        surface = copy.copy(surf[g]).map_geom_from_op(oper[g])
        if t == 0 : pass
        if t == 1 : surface.map_cmap_from_op()
        if t == 2 : surface.shade()


# FIGURE 2 =================================================================
# 2. Setup and map surf ............................................
rez = 6

obj = [
    s3d.CubicSurface(rez,color='silver').map_geom_from_op(balloon) ,
title = [r'$\mathbb{object}$','shade','hilite || fade']

# 3. Construct figure, add surfaces, and plot ......................
fig = plt.figure(figsize=(6,3.5))
fig.text(0.9,0.04,'Figure 2', fontsize='small')
for g in range(2) :           #.. geometries
    for t in range(3) :       #.. visualization types
        ax = fig.add_subplot(231+3*g+t,projection='3d')
        if g == 0 : ax.set_title(title[t],fontsize='x-large')
        sobj = copy.copy(obj[g])
        if t != 0 : sobj.shade()
        if t == 2 :
            if g == 0 : sobj.hilite(0.7,focus=2)
            else :      sobj.fade(.1)

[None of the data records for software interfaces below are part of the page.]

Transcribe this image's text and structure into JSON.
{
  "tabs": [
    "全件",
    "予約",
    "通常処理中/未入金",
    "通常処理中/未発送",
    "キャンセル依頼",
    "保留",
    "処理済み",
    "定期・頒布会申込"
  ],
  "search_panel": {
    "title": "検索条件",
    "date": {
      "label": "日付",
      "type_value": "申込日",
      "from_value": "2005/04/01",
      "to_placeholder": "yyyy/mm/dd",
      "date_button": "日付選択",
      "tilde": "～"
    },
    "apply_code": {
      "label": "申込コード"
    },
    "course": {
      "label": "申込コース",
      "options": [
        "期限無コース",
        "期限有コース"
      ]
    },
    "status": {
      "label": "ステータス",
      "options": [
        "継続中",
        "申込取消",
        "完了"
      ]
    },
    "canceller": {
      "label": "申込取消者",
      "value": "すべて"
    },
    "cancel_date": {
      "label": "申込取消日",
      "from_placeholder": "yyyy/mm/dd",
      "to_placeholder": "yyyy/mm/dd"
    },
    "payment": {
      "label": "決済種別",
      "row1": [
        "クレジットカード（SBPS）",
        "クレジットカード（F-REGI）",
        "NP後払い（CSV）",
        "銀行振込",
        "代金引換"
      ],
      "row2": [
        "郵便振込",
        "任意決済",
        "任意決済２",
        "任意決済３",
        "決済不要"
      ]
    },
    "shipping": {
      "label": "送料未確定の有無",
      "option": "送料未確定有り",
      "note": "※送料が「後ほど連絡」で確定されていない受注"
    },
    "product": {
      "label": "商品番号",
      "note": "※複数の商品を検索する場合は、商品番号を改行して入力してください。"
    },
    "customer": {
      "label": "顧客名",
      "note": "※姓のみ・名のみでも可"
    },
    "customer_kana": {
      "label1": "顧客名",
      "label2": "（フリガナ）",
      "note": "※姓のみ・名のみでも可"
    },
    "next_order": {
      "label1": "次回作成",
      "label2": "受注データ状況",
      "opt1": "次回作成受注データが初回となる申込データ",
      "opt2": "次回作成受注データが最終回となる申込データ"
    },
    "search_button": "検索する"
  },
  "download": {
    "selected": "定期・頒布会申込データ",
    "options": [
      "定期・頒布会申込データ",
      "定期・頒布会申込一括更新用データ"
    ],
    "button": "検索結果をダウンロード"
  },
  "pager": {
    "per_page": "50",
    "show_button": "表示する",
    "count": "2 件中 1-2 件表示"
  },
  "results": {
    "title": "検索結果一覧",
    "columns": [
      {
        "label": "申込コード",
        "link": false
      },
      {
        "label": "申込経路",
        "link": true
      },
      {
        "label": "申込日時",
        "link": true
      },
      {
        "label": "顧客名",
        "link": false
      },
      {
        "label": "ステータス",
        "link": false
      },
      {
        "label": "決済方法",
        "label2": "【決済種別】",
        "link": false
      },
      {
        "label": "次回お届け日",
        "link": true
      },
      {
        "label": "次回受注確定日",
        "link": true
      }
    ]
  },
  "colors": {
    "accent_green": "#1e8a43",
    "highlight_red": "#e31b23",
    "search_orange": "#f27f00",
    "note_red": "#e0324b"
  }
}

# FIGURE 3 =================================================================
# 2. Setup and map surface .........................................
rez = 4

surface = s3d.PolarSurface.grid(rez*9,rez*36, 'r',color='w')
surface.map_geom_from_op( petals )
surfaces = [ surface, copy.copy(surface)]

# 3. Construct figure, add surface, and plot ......................
fig = plt.figure(figsize=(6,3))
fig.text(0.9,0.04,'Figure 3', fontsize='small')
minmax = (-.8,.8)
for i in range(2) :
    ax =fig.add_subplot(121+i, projection='3d')
    ax.set(xlim=minmax, ylim=minmax, zlim=minmax)
    info = 'shade(ax=ax)' if i==1 else 'shade()'
    surface = surfaces[i].shade( ax=ax if i==1 else None)  

# FIGURE 4 =================================================================
# 2. Setup and map surface .........................................
colors = ['g','c','m','r','b','y']
surface = s3d.CubicSurface(color=colors).triangulate(rez)

# 3. Construct figure, add surface, and plot ......................
fig = plt.figure(figsize=(3, 3))
fig.text(0.8,0.04,'Figure 4', fontsize='small')
ax = plt.axes(projection='3d')

# ==========================================================================